- ½ shoelace: take the right foot and cross it over the left leg, bringing it towards your left buttocks.
- ½ frog: bend the right knee and position your right leg so that you sit on or next to your shins.
- Then fold your body over, towards your thighs. Let the head hang, and make sure that the left foot is relaxed.
If you feel pain or sharp discomfort near the knee, you might try to place a rolled up blanket under your leg, just above the knee under your hamstrings.
If this pose is heavy on your neck, you can use a sturdy bolster. Place one end on the floor, and rest your forehead on the other end.
If you feel that the stretch is too intense, you can use a bolster or folded blankets and duvets, or pillows, placing them between your body and thighs.
If you have very tight hamstrings, consider sitting on a folded blanket or even cushion to elevate your hips.
½ Saddle Pose: quads

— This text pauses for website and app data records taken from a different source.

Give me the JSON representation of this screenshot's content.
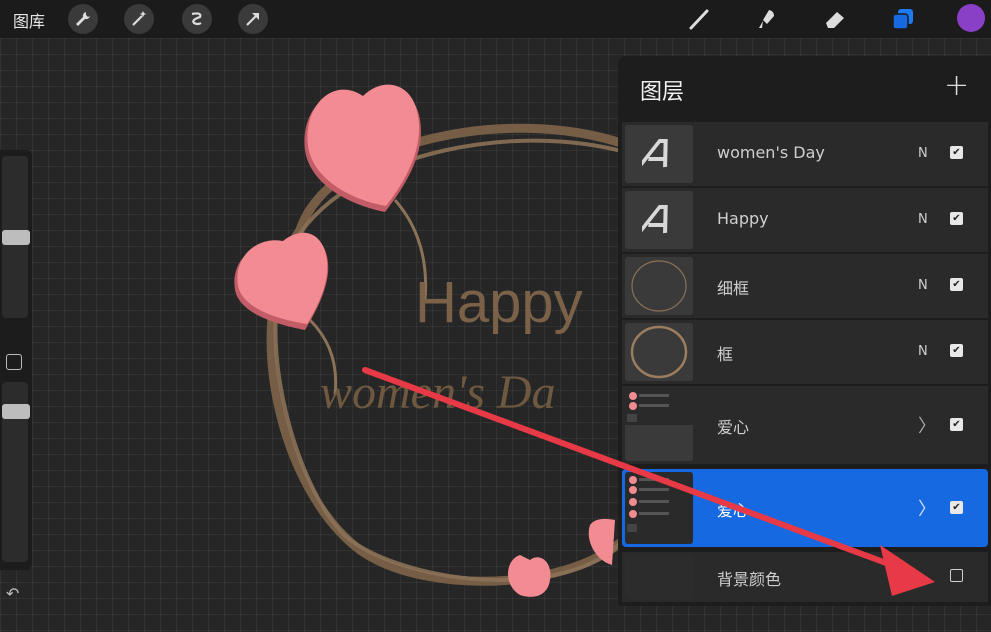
{
  "topbar": {
    "gallery_label": "图库",
    "tools": [
      "wrench-icon",
      "magic-wand-icon",
      "selection-icon",
      "transform-arrow-icon"
    ],
    "right_tools": [
      "brush-icon",
      "smudge-icon",
      "eraser-icon",
      "layers-icon"
    ],
    "current_color": "#8a3fc7"
  },
  "canvas_text": {
    "happy": "Happy",
    "womens_day": "women's Da"
  },
  "layers_panel": {
    "title": "图层",
    "add_label": "+",
    "layers": [
      {
        "name": "women's Day",
        "blend": "N",
        "visible": true,
        "type": "text"
      },
      {
        "name": "Happy",
        "blend": "N",
        "visible": true,
        "type": "text"
      },
      {
        "name": "细框",
        "blend": "N",
        "visible": true,
        "type": "image"
      },
      {
        "name": "框",
        "blend": "N",
        "visible": true,
        "type": "image"
      },
      {
        "name": "爱心",
        "blend": "",
        "visible": true,
        "type": "group"
      },
      {
        "name": "爱心",
        "blend": "",
        "visible": true,
        "type": "group",
        "selected": true
      },
      {
        "name": "背景颜色",
        "blend": "",
        "visible": false,
        "type": "background"
      }
    ]
  },
  "colors": {
    "accent": "#1669e0",
    "heart": "#f28b92",
    "frame": "#7a6148",
    "arrow": "#e83a46"
  }
}
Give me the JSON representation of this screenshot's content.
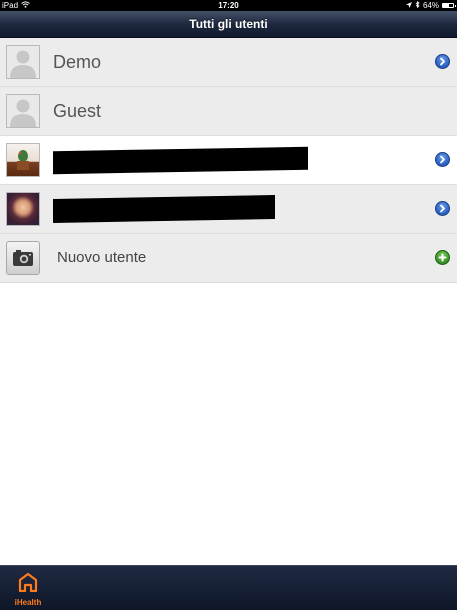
{
  "status_bar": {
    "device": "iPad",
    "time": "17:20",
    "battery_text": "64%",
    "battery_level": 0.64
  },
  "nav": {
    "title": "Tutti gli utenti"
  },
  "users": [
    {
      "name": "Demo",
      "avatar": "person-placeholder-icon",
      "accessory": "disclosure-arrow-icon"
    },
    {
      "name": "Guest",
      "avatar": "person-placeholder-icon",
      "accessory": ""
    },
    {
      "name": "",
      "avatar": "user-photo-plant",
      "accessory": "disclosure-arrow-icon",
      "redacted": true
    },
    {
      "name": "",
      "avatar": "user-photo-face",
      "accessory": "disclosure-arrow-icon",
      "redacted": true
    }
  ],
  "new_user": {
    "label": "Nuovo utente",
    "icon": "camera-icon",
    "accessory": "add-icon"
  },
  "tab_bar": {
    "ihealth_label": "iHealth"
  },
  "colors": {
    "nav_bar": "#1e2940",
    "tab_bar": "#0e1628",
    "tab_accent": "#ff7a1a",
    "disclosure": "#2f66c8",
    "add": "#3c9a2a",
    "row_gray": "#ececec",
    "row_white": "#ffffff"
  }
}
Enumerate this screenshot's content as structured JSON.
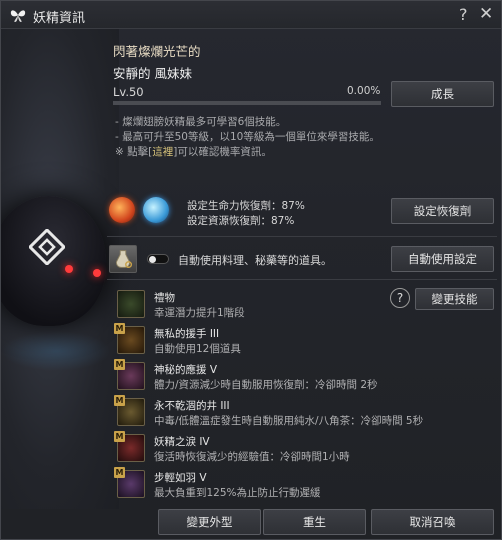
{
  "window": {
    "title": "妖精資訊"
  },
  "fairy": {
    "subtitle": "閃著燦爛光芒的",
    "name": "安靜的 風妹妹",
    "level": "Lv.50",
    "exp_percent": "0.00%",
    "exp_fraction": 0.0
  },
  "notes": {
    "line1": "- 燦爛翅膀妖精最多可學習6個技能。",
    "line2": "- 最高可升至50等級，以10等級為一個單位來學習技能。",
    "line3_prefix": "※ 點擊[",
    "line3_highlight": "這裡",
    "line3_suffix": "]可以確認機率資訊。"
  },
  "recovery": {
    "hp_text": "設定生命力恢復劑：87%",
    "resource_text": "設定資源恢復劑：87%"
  },
  "auto_use": {
    "label": "自動使用料理、秘藥等的道具。",
    "enabled": false
  },
  "skills": [
    {
      "name": "禮物",
      "desc": "幸運潛力提升1階段",
      "badge": ""
    },
    {
      "name": "無私的援手 III",
      "desc": "自動使用12個道具",
      "badge": "M"
    },
    {
      "name": "神秘的應援 V",
      "desc": "體力/資源減少時自動服用恢復劑：冷卻時間 2秒",
      "badge": "M"
    },
    {
      "name": "永不乾涸的井 III",
      "desc": "中毒/低體溫症發生時自動服用純水/八角茶：冷卻時間 5秒",
      "badge": "M"
    },
    {
      "name": "妖精之淚 IV",
      "desc": "復活時恢復減少的經驗值：冷卻時間1小時",
      "badge": "M"
    },
    {
      "name": "步輕如羽 V",
      "desc": "最大負重到125%為止防止行動遲緩",
      "badge": "M"
    }
  ],
  "buttons": {
    "growth": "成長",
    "set_recovery": "設定恢復劑",
    "auto_use": "自動使用設定",
    "change_skill": "變更技能",
    "change_appearance": "變更外型",
    "rebirth": "重生",
    "dismiss": "取消召喚"
  },
  "icons": {
    "title": "butterfly-icon",
    "help": "?",
    "close": "✕"
  }
}
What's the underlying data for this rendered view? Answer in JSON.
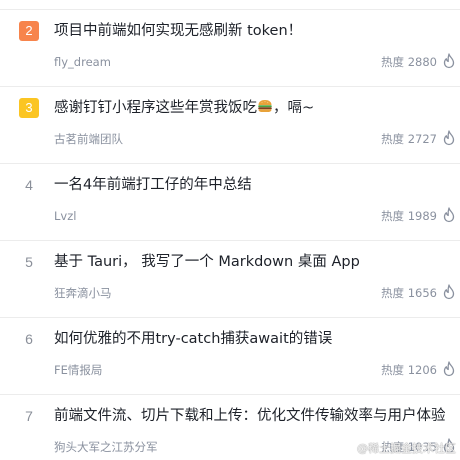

In many people the quads need a lot of attention, because it can feel quite intense when first stretching these muscles. They too, help our body make walking and running motions, particularly pushing the body up, such as when you climb a stairs or come up from a squat.
The quads and glutes are another great example of human variation. Some people are quad dominant, others are glute dominant, others yet again use both muscle groups equally. This means that because of your build, one or the other group may be more developed. This in turn affects how tight the group is, versus the other, and how intensely you will experience a stretch.
While the quads consist of 4 muscles, there is one that has a double function as a hip flexor: quadriceps femoris. This is again another great example of how one muscle group does not necessarily do only one thing.
We’ ll have a closer look at ½ Saddle Pose, but other poses you could consider include Saddle Pose, Dragon Grabbing Its Tail, and Cat Tail pose.
Props: folded blanket, blocks, pillows, bolsters, couch or bed
Time in pose: begin with 3 minutes per side, and gradually increase over time
- Sit down with your knees bent in front of you. Fold the right leg under you, so that you are sitting on or next to your shin, with the top of your foot facing down.
- Lean backwards until your back touches the floor, or until you feel the stretch becoming too intense. From here you have several option for prop usage:
- If your foot is giving you trouble by feeling squashed, you can use a small roll such as a rolled up towel. Place it under the bottom of your shin to decrease the angle. Do not place the roll under your foot!
- Lean your upper back against a couch or pile of blocks and sturdy pillows or your bed side.
- Place a block under your buttocks to elevate your hips. This will decrease the stretch in your quads, but it will increase the backbend, so leaning against something with your upper back may be necessary.
I hope these yin yoga poses for the hips will be of benefit for you! Do let me know in the comments if you have any questions or need help with a pose.
Does your current life not allow you to follow classes at a local studio? Having a steady yoga teacher is never an easy thing to find, but taking online classes can help! As long as you have your wifi and phone, tablet or laptop, and a yoga mat or soft carpet, you’re ready to go!